600 California St.
San Francisco, CA
ATTN: Mark Miller, 600 California Street
360 Huntington Avenue
Boston, MA 02115-51000
- Computer science education
- PhD in Artificial Intelligence and Education, Massachusetts Institute of Technology
- BS in Psychology and Applied Physics and Information Science, University of California San Diego
Mark Miller founded Learningtech.org, incorporating it as nonprofit The Miller Institute for Learning with Technology, in March 2000. He serves as its lead technical contributor, as well as president and executive director. The mission of the organization is to help children of all ages use technology more effectively for learning. The firm has helped schools throughout California and several other states. Services include e-rate applications; technology plan preparation; professional development relating to computer science, robotics, and making; IT consultation (network design; server/router configuration/administration; technology impact assessment); and sponsored research in the areas of educational technology and computer science education.
Before founding the institute, Miller served as lab director for learning and tools at Apple, where he spent almost a decade heading up educational technology investigations. Apple programs under his direction included Apple Classrooms of Tomorrow, Apple Global Education, Visualization and Simulation, Business Learning and Performance Support, and Multimedia Authoring Tools.
Miller’s experience includes Texas Instruments’ Central Research Labs, where he established its widely recognized machine intelligence research program, emphasizing educational applications, expert systems, and natural language processing. Miller later co-founded Computer*Thought Corporation in Dallas, a high-tech Texas Instruments spin-off backed by venture capital. At the corporation, he led the design of an advanced instructional system to retrain software engineers for the Ada programming language then being implemented for the International Space Station.
Miller’s teaching experience includes the University of Texas, where he taught Introduction to Artificial Intelligence; Survey of Knowledge Engineering; Design and Implementation of Programming Languages; Compilers, Assemblers, and Operating Systems; Software Engineering Using Ada; and Discrete Structures. He also supervised successful MS and PhD candidates at UT and Southern Methodist University. While at MIT, he served as both research assistant and teaching assistant in the Department of Electrical Engineering and the Artificial Intelligence and LOGO Laboratories.
Miller has also taught high school mathematics and other topics at K-12 schools, community colleges, and county offices of education. He developed and co-delivered a high school CS elective that received UC G approval for use at multiple campuses of Summit Public Schools. Miller is working on a journal article with a half dozen pioneers which is in review for ACM SIGPLAN’s History of Programming Languages journal. The article describes the early development of Logo, the highly influential programming language for children made famous by Seymour Papert in “Mindstorms: Children, Computers, and Powerful Ideas.” Miller worked with Papert at MIT and Texas Instruments, and some of Miller’s contributions are mentioned in the end notes of Papert’s seminal publication.
Miller currently serves as vice president of the Silicon Valley chapter of the Computer Science Teachers Association.
Where did you grow up?
I lived in Glen Ridge, New Jersey, until halfway through high school.

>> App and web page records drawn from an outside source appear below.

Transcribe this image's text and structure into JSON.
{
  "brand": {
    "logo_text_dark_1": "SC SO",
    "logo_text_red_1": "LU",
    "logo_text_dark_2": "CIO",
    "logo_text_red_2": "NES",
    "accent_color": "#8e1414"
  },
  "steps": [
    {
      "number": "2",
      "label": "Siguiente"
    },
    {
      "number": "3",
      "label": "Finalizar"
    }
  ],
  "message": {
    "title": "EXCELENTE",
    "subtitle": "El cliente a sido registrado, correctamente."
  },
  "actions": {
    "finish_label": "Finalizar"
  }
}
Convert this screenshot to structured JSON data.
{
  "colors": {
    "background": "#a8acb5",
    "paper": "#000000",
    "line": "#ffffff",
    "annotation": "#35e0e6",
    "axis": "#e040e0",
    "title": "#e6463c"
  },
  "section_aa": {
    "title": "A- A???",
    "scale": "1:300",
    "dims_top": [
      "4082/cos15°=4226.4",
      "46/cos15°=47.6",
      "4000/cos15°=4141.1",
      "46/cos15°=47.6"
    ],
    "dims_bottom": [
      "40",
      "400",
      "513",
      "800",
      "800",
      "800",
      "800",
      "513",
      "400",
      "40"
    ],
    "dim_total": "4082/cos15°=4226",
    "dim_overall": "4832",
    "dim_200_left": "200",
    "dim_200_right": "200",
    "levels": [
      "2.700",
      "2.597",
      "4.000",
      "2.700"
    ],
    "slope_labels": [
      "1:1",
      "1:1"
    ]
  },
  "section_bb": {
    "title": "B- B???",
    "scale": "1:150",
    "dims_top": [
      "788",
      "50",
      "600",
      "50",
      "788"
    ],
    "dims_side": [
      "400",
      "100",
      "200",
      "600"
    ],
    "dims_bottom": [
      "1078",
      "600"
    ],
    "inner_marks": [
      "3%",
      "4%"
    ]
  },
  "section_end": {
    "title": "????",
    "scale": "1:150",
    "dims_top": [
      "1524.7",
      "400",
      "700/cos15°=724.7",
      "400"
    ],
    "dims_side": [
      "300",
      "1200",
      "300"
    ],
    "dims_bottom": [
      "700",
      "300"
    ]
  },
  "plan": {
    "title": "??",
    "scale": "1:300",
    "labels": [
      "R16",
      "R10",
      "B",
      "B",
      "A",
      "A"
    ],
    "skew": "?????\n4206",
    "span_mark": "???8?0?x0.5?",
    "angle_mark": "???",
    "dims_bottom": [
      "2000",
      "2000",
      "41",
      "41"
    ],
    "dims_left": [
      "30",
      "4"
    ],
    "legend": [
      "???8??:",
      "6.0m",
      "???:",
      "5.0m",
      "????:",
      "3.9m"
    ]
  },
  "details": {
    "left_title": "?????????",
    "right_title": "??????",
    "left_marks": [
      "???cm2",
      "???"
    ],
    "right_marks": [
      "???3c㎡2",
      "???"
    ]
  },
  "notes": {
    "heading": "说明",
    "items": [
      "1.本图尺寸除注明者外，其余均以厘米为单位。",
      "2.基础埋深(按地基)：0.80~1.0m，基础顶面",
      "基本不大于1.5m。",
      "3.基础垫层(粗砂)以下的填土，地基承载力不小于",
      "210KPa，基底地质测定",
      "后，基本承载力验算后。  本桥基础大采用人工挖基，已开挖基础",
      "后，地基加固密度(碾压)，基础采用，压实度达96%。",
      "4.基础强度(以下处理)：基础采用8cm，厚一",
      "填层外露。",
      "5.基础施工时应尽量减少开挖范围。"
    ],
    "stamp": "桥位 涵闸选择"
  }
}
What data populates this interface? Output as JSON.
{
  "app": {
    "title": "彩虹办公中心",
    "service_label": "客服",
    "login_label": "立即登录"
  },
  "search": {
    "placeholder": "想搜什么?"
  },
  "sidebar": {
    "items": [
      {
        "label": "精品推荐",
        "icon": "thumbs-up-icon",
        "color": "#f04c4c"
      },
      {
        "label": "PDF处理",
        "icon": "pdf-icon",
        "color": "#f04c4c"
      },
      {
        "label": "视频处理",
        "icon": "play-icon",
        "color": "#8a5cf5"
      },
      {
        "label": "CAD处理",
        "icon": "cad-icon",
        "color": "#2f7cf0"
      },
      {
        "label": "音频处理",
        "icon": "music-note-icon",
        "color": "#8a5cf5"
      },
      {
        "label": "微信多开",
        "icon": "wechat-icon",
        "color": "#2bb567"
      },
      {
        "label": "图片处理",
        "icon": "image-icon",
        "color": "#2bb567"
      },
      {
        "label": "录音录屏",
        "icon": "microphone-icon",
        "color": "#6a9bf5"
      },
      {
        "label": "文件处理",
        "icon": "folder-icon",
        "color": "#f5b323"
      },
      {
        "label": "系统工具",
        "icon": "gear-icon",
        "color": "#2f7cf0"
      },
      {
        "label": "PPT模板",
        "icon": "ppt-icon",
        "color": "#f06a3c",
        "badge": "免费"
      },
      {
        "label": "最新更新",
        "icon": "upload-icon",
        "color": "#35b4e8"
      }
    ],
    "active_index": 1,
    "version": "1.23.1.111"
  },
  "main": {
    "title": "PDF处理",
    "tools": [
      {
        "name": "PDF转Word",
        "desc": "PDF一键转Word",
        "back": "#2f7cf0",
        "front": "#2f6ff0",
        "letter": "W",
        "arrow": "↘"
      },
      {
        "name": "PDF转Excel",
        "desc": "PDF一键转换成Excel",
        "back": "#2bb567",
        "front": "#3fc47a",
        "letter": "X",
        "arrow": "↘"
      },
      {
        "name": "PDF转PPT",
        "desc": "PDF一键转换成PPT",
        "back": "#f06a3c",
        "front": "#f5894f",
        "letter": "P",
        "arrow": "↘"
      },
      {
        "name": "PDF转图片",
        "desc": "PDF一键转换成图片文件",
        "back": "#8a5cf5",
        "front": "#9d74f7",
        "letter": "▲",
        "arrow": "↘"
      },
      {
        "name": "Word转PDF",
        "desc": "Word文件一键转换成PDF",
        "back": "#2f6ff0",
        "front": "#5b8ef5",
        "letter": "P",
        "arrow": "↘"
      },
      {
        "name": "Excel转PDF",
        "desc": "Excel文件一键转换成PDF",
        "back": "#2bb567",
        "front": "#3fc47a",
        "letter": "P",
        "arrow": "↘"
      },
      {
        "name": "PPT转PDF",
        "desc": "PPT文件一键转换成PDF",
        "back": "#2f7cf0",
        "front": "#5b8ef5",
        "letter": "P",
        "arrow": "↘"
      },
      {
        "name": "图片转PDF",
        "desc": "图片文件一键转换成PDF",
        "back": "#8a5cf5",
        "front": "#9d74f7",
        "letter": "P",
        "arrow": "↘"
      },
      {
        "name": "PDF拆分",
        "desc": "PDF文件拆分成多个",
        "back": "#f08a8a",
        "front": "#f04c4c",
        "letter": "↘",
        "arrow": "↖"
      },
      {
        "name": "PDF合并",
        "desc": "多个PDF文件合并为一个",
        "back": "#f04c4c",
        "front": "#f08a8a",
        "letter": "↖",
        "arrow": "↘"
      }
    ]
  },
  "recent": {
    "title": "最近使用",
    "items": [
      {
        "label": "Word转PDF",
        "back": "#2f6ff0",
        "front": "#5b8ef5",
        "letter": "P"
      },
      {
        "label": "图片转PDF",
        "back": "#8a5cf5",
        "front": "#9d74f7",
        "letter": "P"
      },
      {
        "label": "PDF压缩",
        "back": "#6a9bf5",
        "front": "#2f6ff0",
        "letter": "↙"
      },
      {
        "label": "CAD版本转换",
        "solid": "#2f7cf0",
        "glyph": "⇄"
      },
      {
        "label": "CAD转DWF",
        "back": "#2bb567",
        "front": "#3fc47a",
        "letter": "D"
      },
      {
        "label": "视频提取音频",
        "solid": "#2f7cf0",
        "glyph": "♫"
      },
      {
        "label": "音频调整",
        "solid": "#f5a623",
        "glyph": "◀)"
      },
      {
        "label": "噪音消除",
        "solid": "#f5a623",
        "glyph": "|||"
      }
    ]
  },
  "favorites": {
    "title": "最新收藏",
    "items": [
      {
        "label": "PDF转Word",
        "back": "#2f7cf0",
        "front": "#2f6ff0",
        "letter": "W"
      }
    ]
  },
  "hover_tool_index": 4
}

I finished high school in Coronado, California, and attended University of California San Diego for undergraduate work. My wife and I then moved to Boston for graduate school.
What are the specifics of your educational background?
As a high school student in 1967, I was fortunate enough to attend an NSF summer program emphasizing mathematics and computing at San Diego State University. I was hooked! From that point onward, I knew this emerging field would become my career. I was further fortunate enough to study as an undergraduate with Don Norman in the early days of what is now called cognitive science. He encouraged me to read “Perceptrons” by Marvin Minsky and Seymour Papert, after which I knew I must do my graduate work at MIT, in the AI and Logo Labs.
What are your research interests?
My research focus is on how to bring computer science education to all. I have long believed that artificial intelligence should be an elementary school subject.
What courses do you teach?
Currently teaching CS5003 and CS5005.
What do you enjoy most or find most rewarding about what you teach?
I am teaching in the Align program. Students typically work full-time during the day while studying computer science three nights per week. I find their energy and enthusiasm inspiring. I hope I can inspire them to continue their studies, despite the challenges they must face.
What are the specifics of your industry experience?
I have worked at large corporations (Texas Instruments, Apple), think tanks (BBN), startups (Computer*Thought) and a nonprofit (Learningtech.org). I love consulting, teaching, and research. My industry experience has primarily involved research in educational technology. I am listed on a few patents.